Top of Data records
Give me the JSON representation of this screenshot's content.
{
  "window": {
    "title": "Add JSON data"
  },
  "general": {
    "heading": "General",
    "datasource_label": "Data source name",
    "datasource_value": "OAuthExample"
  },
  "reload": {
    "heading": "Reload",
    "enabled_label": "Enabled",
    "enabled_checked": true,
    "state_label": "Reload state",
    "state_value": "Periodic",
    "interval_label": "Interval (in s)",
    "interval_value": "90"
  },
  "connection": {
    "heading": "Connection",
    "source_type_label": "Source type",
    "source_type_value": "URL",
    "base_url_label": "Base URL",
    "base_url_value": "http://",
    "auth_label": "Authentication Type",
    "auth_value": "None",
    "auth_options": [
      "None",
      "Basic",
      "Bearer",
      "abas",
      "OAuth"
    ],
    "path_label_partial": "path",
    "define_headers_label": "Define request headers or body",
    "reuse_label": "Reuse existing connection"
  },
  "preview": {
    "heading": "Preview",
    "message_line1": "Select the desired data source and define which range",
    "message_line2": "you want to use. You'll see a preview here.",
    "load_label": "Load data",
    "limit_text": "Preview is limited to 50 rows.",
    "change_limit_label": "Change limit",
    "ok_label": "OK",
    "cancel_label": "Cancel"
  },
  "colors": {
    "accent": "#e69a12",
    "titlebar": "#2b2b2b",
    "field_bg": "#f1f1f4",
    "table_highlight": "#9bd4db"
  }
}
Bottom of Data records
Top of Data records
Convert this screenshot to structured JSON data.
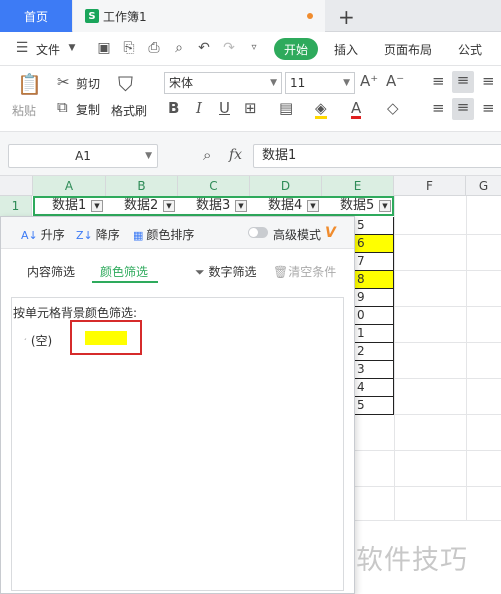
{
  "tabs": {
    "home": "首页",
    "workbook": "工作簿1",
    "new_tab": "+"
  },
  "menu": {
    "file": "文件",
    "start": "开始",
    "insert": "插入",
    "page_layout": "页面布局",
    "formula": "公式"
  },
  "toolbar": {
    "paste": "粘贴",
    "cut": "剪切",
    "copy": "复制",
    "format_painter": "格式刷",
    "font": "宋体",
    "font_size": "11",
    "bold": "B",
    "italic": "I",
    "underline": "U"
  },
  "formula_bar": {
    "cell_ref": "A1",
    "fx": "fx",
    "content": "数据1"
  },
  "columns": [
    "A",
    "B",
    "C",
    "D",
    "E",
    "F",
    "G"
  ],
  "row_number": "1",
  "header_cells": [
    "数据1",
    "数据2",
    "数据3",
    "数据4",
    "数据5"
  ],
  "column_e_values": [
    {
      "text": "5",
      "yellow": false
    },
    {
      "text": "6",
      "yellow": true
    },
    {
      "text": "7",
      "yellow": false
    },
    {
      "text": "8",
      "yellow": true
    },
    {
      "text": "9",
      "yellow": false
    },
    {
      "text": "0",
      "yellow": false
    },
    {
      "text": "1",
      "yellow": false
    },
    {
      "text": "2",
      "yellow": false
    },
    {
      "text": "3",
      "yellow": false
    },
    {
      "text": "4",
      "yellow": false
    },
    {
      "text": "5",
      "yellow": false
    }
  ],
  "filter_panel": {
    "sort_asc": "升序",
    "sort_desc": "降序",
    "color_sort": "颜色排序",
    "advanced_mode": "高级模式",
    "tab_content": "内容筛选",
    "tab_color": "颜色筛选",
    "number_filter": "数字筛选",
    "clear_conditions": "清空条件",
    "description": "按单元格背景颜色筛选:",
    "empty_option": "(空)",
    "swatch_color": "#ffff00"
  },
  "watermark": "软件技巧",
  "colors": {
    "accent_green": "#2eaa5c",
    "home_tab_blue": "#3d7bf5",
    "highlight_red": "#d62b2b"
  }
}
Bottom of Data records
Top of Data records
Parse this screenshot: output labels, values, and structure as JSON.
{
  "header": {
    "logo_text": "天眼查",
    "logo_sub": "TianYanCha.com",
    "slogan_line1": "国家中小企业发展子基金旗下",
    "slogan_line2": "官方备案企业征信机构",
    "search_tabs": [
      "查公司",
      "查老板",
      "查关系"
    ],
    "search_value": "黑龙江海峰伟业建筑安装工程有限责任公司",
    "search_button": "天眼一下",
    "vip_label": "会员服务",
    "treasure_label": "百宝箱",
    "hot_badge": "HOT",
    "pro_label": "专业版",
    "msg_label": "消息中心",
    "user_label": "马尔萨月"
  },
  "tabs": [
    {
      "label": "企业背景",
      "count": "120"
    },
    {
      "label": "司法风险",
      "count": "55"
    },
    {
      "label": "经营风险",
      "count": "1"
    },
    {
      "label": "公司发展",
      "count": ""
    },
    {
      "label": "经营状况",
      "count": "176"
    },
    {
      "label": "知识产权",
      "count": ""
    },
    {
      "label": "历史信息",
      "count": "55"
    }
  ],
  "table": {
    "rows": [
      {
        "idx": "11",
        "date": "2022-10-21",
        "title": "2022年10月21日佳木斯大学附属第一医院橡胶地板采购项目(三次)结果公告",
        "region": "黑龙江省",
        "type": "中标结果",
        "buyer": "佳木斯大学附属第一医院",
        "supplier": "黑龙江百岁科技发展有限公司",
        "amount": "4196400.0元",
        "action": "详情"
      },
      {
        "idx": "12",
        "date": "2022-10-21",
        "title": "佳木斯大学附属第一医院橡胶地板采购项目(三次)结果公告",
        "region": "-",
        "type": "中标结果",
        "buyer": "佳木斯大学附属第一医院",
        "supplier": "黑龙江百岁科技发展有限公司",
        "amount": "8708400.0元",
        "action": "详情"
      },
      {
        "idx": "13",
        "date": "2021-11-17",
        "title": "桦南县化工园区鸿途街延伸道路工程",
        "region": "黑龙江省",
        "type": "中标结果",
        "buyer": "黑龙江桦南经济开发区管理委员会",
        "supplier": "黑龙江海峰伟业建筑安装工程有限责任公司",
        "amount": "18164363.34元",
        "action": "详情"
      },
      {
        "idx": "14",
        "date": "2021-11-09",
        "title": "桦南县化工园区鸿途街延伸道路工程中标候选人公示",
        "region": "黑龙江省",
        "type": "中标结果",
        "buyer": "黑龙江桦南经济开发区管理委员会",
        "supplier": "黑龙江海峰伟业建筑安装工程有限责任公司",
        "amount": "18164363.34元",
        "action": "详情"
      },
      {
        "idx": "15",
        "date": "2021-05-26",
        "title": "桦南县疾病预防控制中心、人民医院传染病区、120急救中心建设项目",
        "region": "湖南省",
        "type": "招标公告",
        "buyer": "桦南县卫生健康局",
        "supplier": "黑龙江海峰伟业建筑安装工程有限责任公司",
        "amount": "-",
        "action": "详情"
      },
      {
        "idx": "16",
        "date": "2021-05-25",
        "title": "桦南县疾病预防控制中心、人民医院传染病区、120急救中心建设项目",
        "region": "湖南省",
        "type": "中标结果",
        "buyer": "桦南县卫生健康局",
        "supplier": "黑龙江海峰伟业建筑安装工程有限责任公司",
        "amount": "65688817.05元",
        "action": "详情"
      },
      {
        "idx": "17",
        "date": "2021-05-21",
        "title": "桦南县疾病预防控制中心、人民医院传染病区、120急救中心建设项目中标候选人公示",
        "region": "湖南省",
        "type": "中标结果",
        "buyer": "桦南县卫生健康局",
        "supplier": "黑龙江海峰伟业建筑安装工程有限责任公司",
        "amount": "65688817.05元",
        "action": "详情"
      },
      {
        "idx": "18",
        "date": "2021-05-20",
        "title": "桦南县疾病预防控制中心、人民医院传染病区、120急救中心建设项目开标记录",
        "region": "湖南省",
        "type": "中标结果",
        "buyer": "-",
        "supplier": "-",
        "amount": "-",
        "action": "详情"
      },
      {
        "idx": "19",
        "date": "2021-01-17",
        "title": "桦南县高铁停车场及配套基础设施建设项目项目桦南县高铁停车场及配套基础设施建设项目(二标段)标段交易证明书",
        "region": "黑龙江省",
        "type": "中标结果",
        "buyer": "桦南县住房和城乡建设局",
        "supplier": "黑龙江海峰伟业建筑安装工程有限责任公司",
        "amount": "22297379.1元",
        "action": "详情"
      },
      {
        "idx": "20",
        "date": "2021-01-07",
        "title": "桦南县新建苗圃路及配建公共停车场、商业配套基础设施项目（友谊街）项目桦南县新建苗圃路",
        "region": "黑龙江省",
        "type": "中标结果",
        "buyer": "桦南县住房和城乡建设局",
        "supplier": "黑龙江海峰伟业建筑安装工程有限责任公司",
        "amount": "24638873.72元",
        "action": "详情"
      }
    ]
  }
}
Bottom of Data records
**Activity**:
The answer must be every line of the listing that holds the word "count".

**Answer for this exercise**:
      "count": "120"
      "count": "55"
      "count": "1"
      "count": ""
      "count": "176"
      "count": ""
      "count": "55"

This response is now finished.